Growing up and going to school, gun violence had almost become an everyday thing. It wasn’t uncommon to hear the various pops from the lethal weapons in the middle of the night while I’d try to sleep, wondering when they would hit my window.
At my school and in my communities, primarily the Latinx community, gun violence has been normalized, especially since we often live and attend school in lower-income neighborhoods.
When I found out about Students Demand Action, I thought it was the perfect opportunity to do something about it. I have been involved with SDA and the Everytown Survivor Network since I was part of their Summer Leadership Academy 2021 cohort and then started my own SDA chapter at Hollywood High School last year.
Showing my peers that we can do something about the gun violence we’ve experienced and seeing other Latinx kids empowered and inspired to use their voices to create change fuels me. Seeing myself on La Opinion and Univision especially touched my heart because I know that my family back in Guatemala can see the work we’re doing and the results we’ve achieved. My mother can share the reports with her friends, who can actually read and understand what’s happening, and educate themselves because it’s written in their own language.

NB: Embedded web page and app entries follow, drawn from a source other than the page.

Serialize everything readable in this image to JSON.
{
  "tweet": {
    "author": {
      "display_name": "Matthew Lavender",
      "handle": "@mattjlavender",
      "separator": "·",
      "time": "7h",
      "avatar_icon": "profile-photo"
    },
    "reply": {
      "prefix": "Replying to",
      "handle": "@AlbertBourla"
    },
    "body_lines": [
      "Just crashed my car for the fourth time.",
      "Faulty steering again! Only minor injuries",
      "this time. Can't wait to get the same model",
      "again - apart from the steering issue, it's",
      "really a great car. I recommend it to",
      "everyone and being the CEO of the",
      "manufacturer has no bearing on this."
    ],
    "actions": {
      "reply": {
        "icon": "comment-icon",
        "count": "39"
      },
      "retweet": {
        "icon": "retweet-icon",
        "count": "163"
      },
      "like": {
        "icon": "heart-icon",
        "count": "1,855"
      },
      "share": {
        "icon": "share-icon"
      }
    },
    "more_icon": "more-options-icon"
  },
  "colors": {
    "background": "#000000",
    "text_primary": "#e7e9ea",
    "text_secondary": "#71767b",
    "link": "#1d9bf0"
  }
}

Young Latinx voices are powerful. It’s important to have more of our voices in the gun violence prevention movement—because we know that this isn’t okay, and we can prevent these things from happening in the future. This month, I’m proud to use my voice and share my story with even more members of the Everytown and Students Demand Action community.
We’re all so different, and that makes up the beauty of the Latinx community. Even things that seem the same change from culture to culture. Like tamales! Tamales are made differently depending on where you come from. Mexican tamales are cooked in corn husks made of corn dough, typically with a small pocket of meat and sauce. In Guatemala, they’re cooked in banana leaves, and the “dough” is made of rice while the entire tamale is covered with sauce and meat. Depending on where you’re from, the simple dish can vary in many ways. Latinx Heritage Month is a time of celebration to embrace one another’s cultures and empower each other.
Regardless of how you’re celebrating, I hope you’ll take time to reflect on both the beauty of Latinx cultures and how this epidemic has impacted us.
Too many people say that one or two voices won’t make a difference, that we’re too young to know what we’re talking about or truly create any change. But look at everything we’ve achieved over the years in this movement. If that person hadn’t stepped up to use their voice, this monumental progress might not have been made. Even if changes don’t seem big to some, progress is progress, and another step forward is a step towards a future free from gun violence.
Ashley Castillo (she/her)
Students Demand Action volunteer leader from South Central Los Angeles, CA